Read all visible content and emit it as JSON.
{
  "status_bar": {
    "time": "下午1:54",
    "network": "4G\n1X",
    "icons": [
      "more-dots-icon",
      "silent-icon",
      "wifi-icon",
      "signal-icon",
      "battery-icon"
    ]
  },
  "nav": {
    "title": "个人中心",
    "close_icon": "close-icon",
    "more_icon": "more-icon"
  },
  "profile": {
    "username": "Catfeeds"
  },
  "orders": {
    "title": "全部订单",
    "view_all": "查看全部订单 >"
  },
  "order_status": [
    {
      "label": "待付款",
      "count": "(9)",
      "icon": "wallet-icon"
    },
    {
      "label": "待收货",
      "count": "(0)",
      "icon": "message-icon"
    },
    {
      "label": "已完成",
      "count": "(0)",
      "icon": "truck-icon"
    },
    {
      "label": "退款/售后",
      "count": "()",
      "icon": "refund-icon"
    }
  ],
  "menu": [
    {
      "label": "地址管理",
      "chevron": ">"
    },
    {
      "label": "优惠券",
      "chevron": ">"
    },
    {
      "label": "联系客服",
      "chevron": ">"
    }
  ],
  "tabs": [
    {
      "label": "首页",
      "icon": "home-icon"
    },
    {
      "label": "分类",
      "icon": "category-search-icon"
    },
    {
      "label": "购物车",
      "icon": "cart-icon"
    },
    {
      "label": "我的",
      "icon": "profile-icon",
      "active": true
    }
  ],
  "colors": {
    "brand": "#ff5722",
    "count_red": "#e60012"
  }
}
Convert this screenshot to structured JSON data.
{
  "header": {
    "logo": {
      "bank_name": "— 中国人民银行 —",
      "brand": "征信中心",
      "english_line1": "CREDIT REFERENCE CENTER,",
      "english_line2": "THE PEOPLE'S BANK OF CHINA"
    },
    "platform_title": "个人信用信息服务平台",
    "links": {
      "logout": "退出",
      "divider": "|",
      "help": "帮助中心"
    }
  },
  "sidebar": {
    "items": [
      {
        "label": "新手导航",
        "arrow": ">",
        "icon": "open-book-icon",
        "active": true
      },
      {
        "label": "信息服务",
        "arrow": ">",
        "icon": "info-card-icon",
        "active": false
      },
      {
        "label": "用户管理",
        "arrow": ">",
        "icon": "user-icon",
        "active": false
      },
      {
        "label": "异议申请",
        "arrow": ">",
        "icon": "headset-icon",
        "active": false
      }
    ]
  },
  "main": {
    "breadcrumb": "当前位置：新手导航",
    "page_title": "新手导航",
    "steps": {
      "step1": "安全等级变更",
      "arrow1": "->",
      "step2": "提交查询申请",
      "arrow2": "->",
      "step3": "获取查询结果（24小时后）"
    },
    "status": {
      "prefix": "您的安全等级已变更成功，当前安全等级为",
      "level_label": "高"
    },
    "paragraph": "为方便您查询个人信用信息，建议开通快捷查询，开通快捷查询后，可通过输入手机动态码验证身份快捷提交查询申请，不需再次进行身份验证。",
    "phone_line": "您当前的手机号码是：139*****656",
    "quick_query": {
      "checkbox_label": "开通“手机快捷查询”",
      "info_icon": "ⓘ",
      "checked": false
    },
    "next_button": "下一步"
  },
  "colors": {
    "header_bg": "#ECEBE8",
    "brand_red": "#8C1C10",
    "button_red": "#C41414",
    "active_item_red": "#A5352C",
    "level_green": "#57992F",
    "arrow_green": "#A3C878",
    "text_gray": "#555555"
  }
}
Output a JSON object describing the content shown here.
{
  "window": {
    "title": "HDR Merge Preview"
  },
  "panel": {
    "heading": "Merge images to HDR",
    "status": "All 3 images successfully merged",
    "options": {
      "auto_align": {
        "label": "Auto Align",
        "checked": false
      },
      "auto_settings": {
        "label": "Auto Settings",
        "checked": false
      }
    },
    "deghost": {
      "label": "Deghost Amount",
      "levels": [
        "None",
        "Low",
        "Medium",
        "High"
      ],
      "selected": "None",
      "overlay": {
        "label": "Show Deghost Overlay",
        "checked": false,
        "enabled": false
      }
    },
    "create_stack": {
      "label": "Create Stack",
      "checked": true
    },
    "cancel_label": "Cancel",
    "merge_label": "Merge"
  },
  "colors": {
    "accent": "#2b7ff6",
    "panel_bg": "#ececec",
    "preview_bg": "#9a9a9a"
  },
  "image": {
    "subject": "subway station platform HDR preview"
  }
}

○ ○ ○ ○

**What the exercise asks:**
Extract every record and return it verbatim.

**Completed task:**
Read all visible content and emit it as JSON.
{
  "status_bar": {
    "time": "下午1:54",
    "network": "4G\n1X",
    "icons": [
      "more-dots-icon",
      "silent-icon",
      "wifi-icon",
      "signal-icon",
      "battery-icon"
    ]
  },
  "nav": {
    "title": "个人中心",
    "close_icon": "close-icon",
    "more_icon": "more-icon"
  },
  "profile": {
    "username": "Catfeeds"
  },
  "orders": {
    "title": "全部订单",
    "view_all": "查看全部订单 >"
  },
  "order_status": [
    {
      "label": "待付款",
      "count": "(9)",
      "icon": "wallet-icon"
    },
    {
      "label": "待收货",
      "count": "(0)",
      "icon": "message-icon"
    },
    {
      "label": "已完成",
      "count": "(0)",
      "icon": "truck-icon"
    },
    {
      "label": "退款/售后",
      "count": "()",
      "icon": "refund-icon"
    }
  ],
  "menu": [
    {
      "label": "地址管理",
      "chevron": ">"
    },
    {
      "label": "优惠券",
      "chevron": ">"
    },
    {
      "label": "联系客服",
      "chevron": ">"
    }
  ],
  "tabs": [
    {
      "label": "首页",
      "icon": "home-icon"
    },
    {
      "label": "分类",
      "icon": "category-search-icon"
    },
    {
      "label": "购物车",
      "icon": "cart-icon"
    },
    {
      "label": "我的",
      "icon": "profile-icon",
      "active": true
    }
  ],
  "colors": {
    "brand": "#ff5722",
    "count_red": "#e60012"
  }
}
Convert this screenshot to structured JSON data.
{
  "header": {
    "logo": {
      "bank_name": "— 中国人民银行 —",
      "brand": "征信中心",
      "english_line1": "CREDIT REFERENCE CENTER,",
      "english_line2": "THE PEOPLE'S BANK OF CHINA"
    },
    "platform_title": "个人信用信息服务平台",
    "links": {
      "logout": "退出",
      "divider": "|",
      "help": "帮助中心"
    }
  },
  "sidebar": {
    "items": [
      {
        "label": "新手导航",
        "arrow": ">",
        "icon": "open-book-icon",
        "active": true
      },
      {
        "label": "信息服务",
        "arrow": ">",
        "icon": "info-card-icon",
        "active": false
      },
      {
        "label": "用户管理",
        "arrow": ">",
        "icon": "user-icon",
        "active": false
      },
      {
        "label": "异议申请",
        "arrow": ">",
        "icon": "headset-icon",
        "active": false
      }
    ]
  },
  "main": {
    "breadcrumb": "当前位置：新手导航",
    "page_title": "新手导航",
    "steps": {
      "step1": "安全等级变更",
      "arrow1": "->",
      "step2": "提交查询申请",
      "arrow2": "->",
      "step3": "获取查询结果（24小时后）"
    },
    "status": {
      "prefix": "您的安全等级已变更成功，当前安全等级为",
      "level_label": "高"
    },
    "paragraph": "为方便您查询个人信用信息，建议开通快捷查询，开通快捷查询后，可通过输入手机动态码验证身份快捷提交查询申请，不需再次进行身份验证。",
    "phone_line": "您当前的手机号码是：139*****656",
    "quick_query": {
      "checkbox_label": "开通“手机快捷查询”",
      "info_icon": "ⓘ",
      "checked": false
    },
    "next_button": "下一步"
  },
  "colors": {
    "header_bg": "#ECEBE8",
    "brand_red": "#8C1C10",
    "button_red": "#C41414",
    "active_item_red": "#A5352C",
    "level_green": "#57992F",
    "arrow_green": "#A3C878",
    "text_gray": "#555555"
  }
}
Output a JSON object describing the content shown here.
{
  "window": {
    "title": "HDR Merge Preview"
  },
  "panel": {
    "heading": "Merge images to HDR",
    "status": "All 3 images successfully merged",
    "options": {
      "auto_align": {
        "label": "Auto Align",
        "checked": false
      },
      "auto_settings": {
        "label": "Auto Settings",
        "checked": false
      }
    },
    "deghost": {
      "label": "Deghost Amount",
      "levels": [
        "None",
        "Low",
        "Medium",
        "High"
      ],
      "selected": "None",
      "overlay": {
        "label": "Show Deghost Overlay",
        "checked": false,
        "enabled": false
      }
    },
    "create_stack": {
      "label": "Create Stack",
      "checked": true
    },
    "cancel_label": "Cancel",
    "merge_label": "Merge"
  },
  "colors": {
    "accent": "#2b7ff6",
    "panel_bg": "#ececec",
    "preview_bg": "#9a9a9a"
  },
  "image": {
    "subject": "subway station platform HDR preview"
  }
}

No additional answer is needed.